John Feehery: Speaking Engagements

Trump and the fall of Bush

Posted on February 24, 2016
Jeb_Bush_at_Southern_Republican_Leadership_Conference_May_2015_by_Vadon_02

(Originally published in The Hill)

It was a long time coming, and then it came all of a sudden.

The prohibitive favorite to win the GOP nod has dropped out of the race for the White House, while the political novice has won his second primary in a row, in convincing fashion.

Sometimes you are the windshield and sometimes you are the bug.

Like a playground bully, Donald Trump smashed Jeb Bush right in the nose, and Bush never recovered.

Bush had assembled an impressive roster of political talent. Nobody famous in the political world would work for the real estate magnate.

Bush and his super-PAC raised more than $100 million for his campaign. Trump has raised little money outside his own contributions.

Bush and his high-priced talent spent his campaign money like drunken sailors, the bulk of it attacking his former friend and Florida colleague Marco Rubio.

Trump focused on Bush like a laser beam, calling him “low-energy,” making fun of his family’s efforts to help him, and basically calling Bush’s brother, the former president, a traitor. He used Bush’s campaign largesse against him, saying that he was bought and paid for by corporate interests.

Bush talked policy; Trump talked slogans.

Bush had The Plan, a campaign tome that detailed specifically how he would govern. He had plenty of really good ideas, about transforming entitlement programs, fixing the tax code, giving poor people a right to rise in our economy.

Trump promised to “Make America Great Again,” and then said he would build a wall on our southern border and make the Mexican government pay for it. He’s offered no real policies and has no coherent plans. He doesn’t even have a policy staff. He makes it all up.

If you were to ask the average American what Bush meant by right to rise or what any of his detailed policy plans promised, they would look at you with a blank face. But they get Trump’s promise to make America great again. They want America to be great again. It works for them.

Bush governed as a true conservative and his campaign was based on those principles. Trump blows with the wind ideologically.

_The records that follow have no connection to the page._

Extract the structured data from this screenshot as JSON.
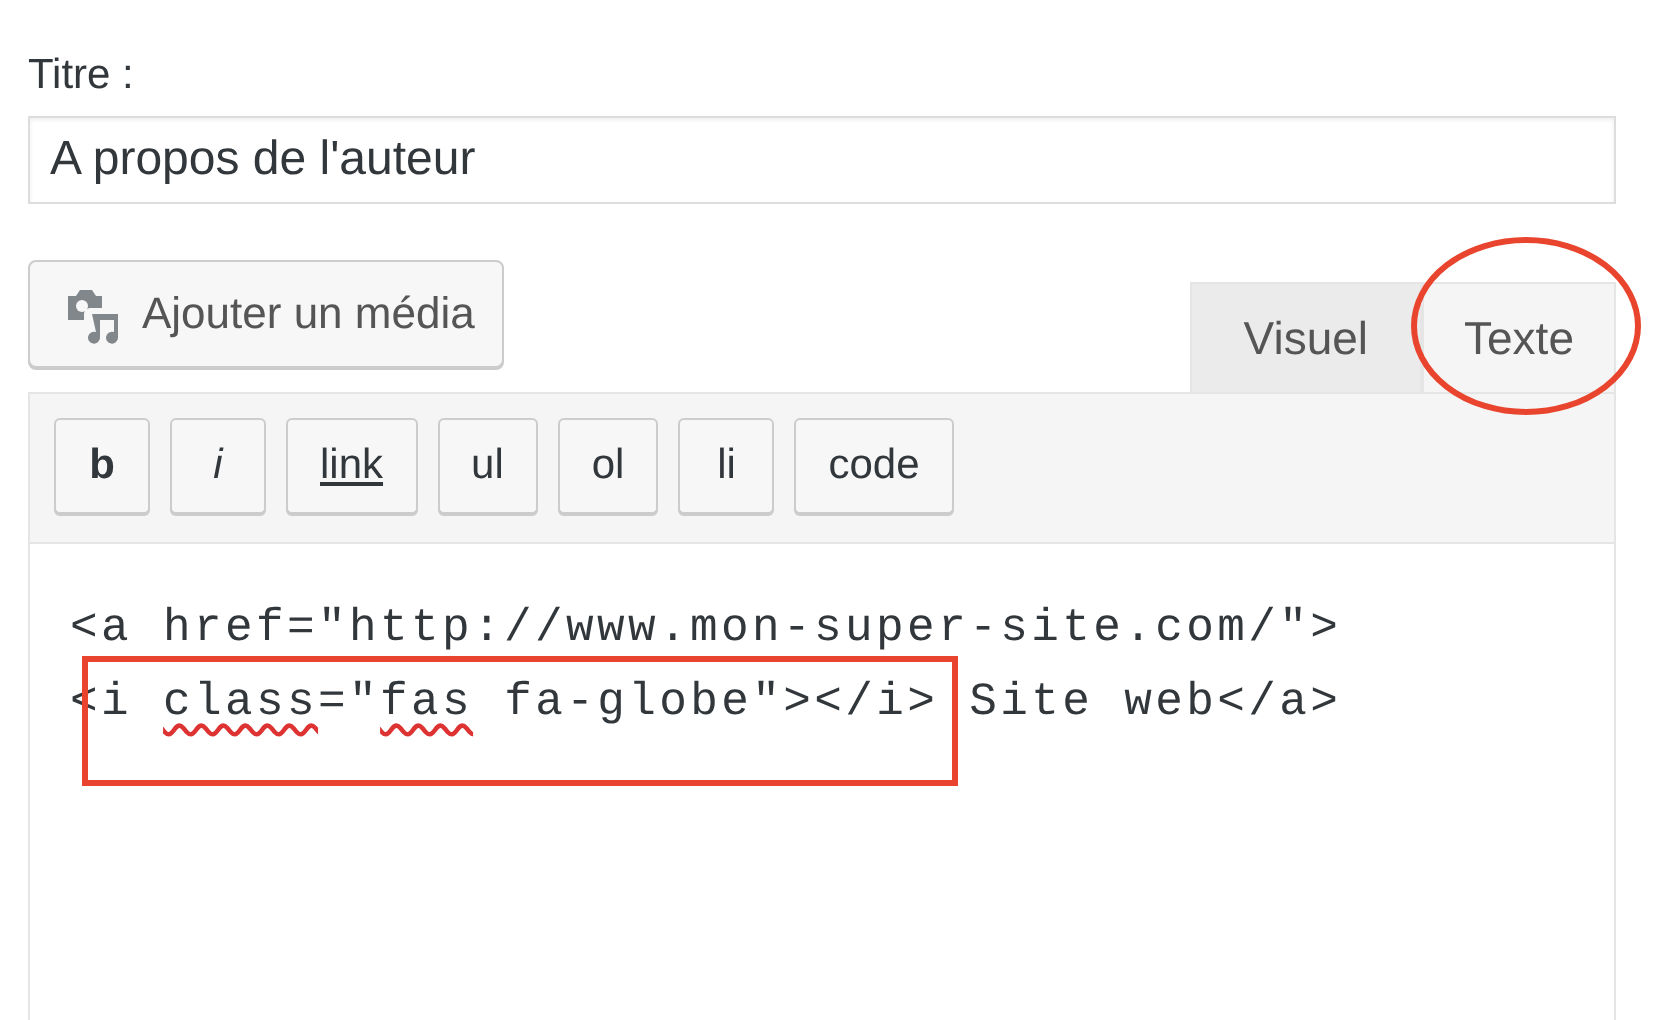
{
  "title_field": {
    "label": "Titre :",
    "value": "A propos de l'auteur"
  },
  "media_button": {
    "label": "Ajouter un média"
  },
  "tabs": [
    {
      "label": "Visuel",
      "selected": false,
      "circled": false
    },
    {
      "label": "Texte",
      "selected": true,
      "circled": true
    }
  ],
  "toolbar": [
    {
      "label": "b",
      "kind": "bold"
    },
    {
      "label": "i",
      "kind": "italic"
    },
    {
      "label": "link",
      "kind": "underline"
    },
    {
      "label": "ul",
      "kind": "plain"
    },
    {
      "label": "ol",
      "kind": "plain"
    },
    {
      "label": "li",
      "kind": "plain"
    },
    {
      "label": "code",
      "kind": "plain"
    }
  ],
  "code_lines": [
    {
      "boxed": false,
      "segments": [
        {
          "text": "<a href=\"http://www.mon-super-site.com/\">",
          "misspelled": false
        }
      ]
    },
    {
      "boxed": true,
      "segments": [
        {
          "text": "<i ",
          "misspelled": false
        },
        {
          "text": "class",
          "misspelled": true
        },
        {
          "text": "=\"",
          "misspelled": false
        },
        {
          "text": "fas",
          "misspelled": true
        },
        {
          "text": " fa-globe\"></i> Site web</a>",
          "misspelled": false
        }
      ]
    }
  ]
}
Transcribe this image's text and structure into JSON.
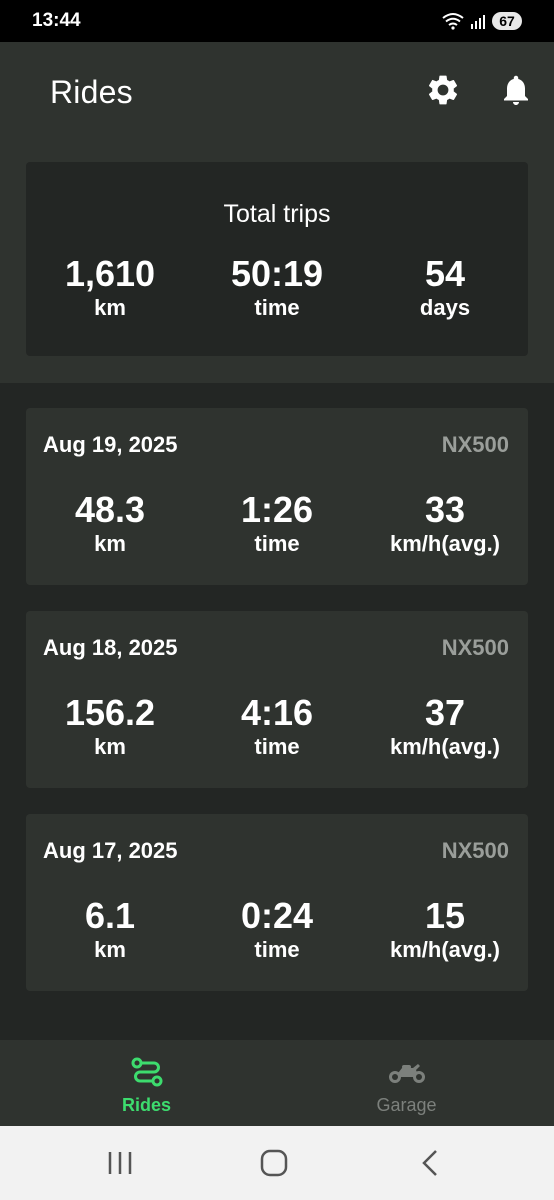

He was a once a Democrat who gave plenty of money to Hillary Clinton.

Bush is pro-life to a fault (remember Terri Schiavo?). He is a fanatic about the Second Amendment and tweeted a picture of his new gun. He is a free-trader. He has a plan to cut taxes for everybody. He wants to do something about entitlement spending.

It’s unclear where Trump is exactly on abortion. The billionaire is protectionist. He offered a plan to raise taxes on some Wall Street traders. He wants to protect Social Security from any spending reductions.

Bush is a family man who has been married to the same woman for more than four decades. Trump’s version of family values is to have a bunch of them — he’s had three wives and he likes to brag about his affairs with married women.

Bush’s wife is an immigrant from Mexico, and he speaks fluent Spanish at home with her and his kids. Trump’s third wife is Slovenian and her English is halting at best; it is almost certain that Trump knows not a word of Slovenian.

Bush understands the immigrant mindset and understands their vast contributions to our country. He based his campaign on the idea that he could win the general election because he could get a substantial number of votes from the newly arrived immigrant population.

Trump’s rhetoric has been virulently anti-immigrant. He has offended Mexicans and Muslims on purpose, because it makes sense in a GOP primary.

What makes sense in the primary, though, makes no sense in the general.

Trump’s a smart guy with no real principles. I wouldn’t be surprised if he changes his tune once he gets the nomination. If he gets the nomination.